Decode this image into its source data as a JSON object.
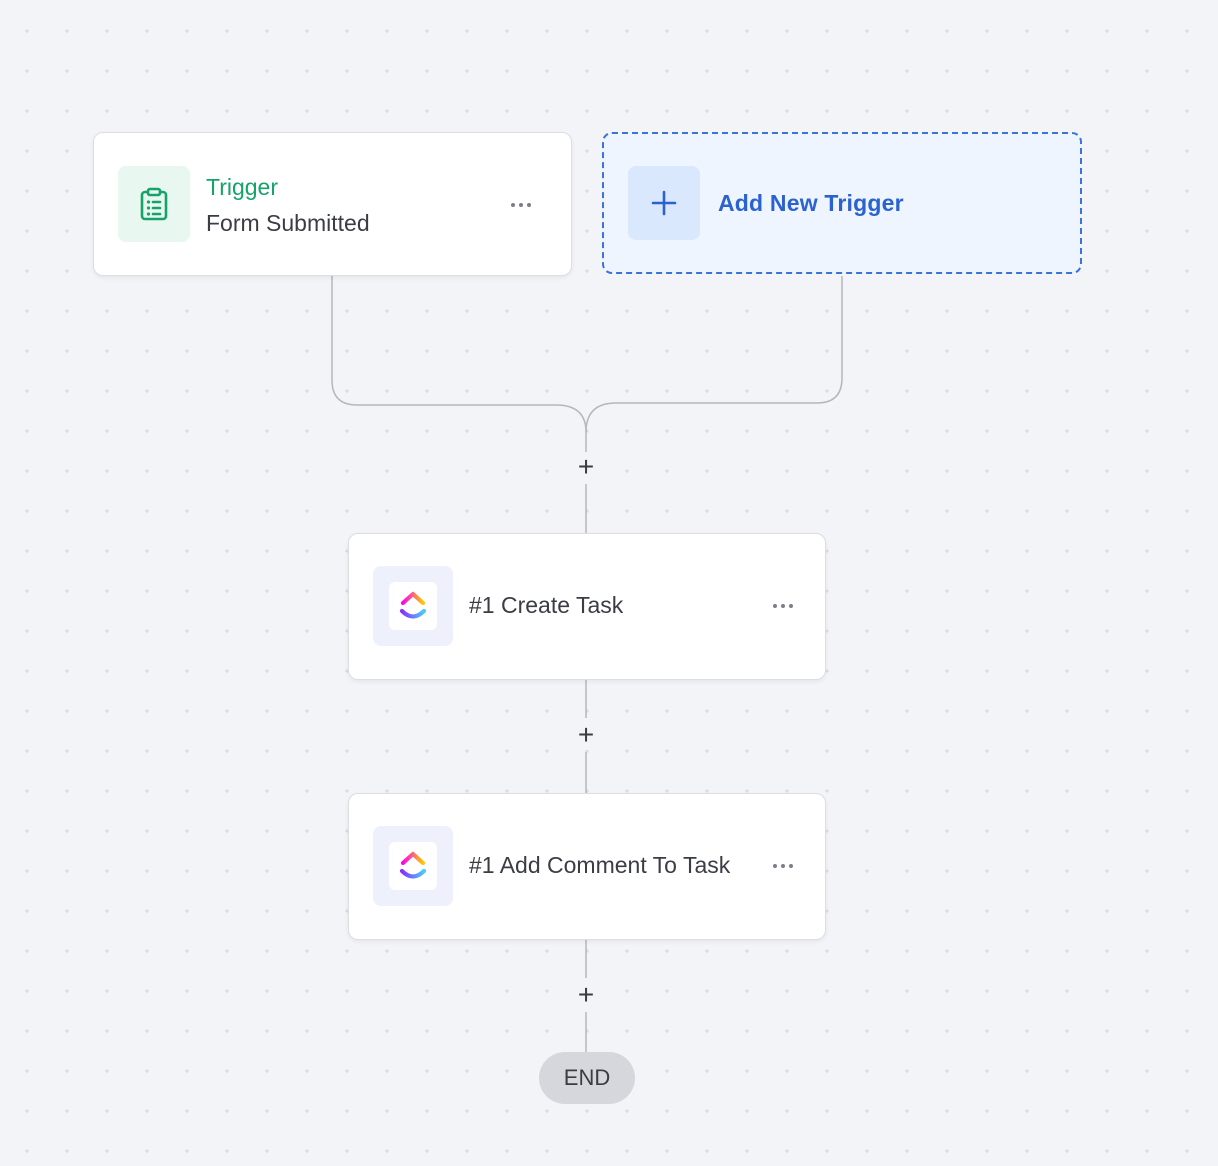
{
  "trigger_card": {
    "title": "Trigger",
    "subtitle": "Form Submitted",
    "icon": "clipboard-list-icon",
    "title_color": "#16a36a"
  },
  "add_trigger": {
    "label": "Add New Trigger",
    "icon": "plus-icon",
    "accent": "#2b62cf"
  },
  "steps": [
    {
      "label": "#1 Create Task",
      "icon": "clickup-logo-icon"
    },
    {
      "label": "#1 Add Comment To Task",
      "icon": "clickup-logo-icon"
    }
  ],
  "add_step_symbol": "+",
  "end_label": "END"
}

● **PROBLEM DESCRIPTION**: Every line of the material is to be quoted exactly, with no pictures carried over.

● **EXPECTED ANSWER**:
Decode this image into its source data as a JSON object.
{
  "trigger_card": {
    "title": "Trigger",
    "subtitle": "Form Submitted",
    "icon": "clipboard-list-icon",
    "title_color": "#16a36a"
  },
  "add_trigger": {
    "label": "Add New Trigger",
    "icon": "plus-icon",
    "accent": "#2b62cf"
  },
  "steps": [
    {
      "label": "#1 Create Task",
      "icon": "clickup-logo-icon"
    },
    {
      "label": "#1 Add Comment To Task",
      "icon": "clickup-logo-icon"
    }
  ],
  "add_step_symbol": "+",
  "end_label": "END"
}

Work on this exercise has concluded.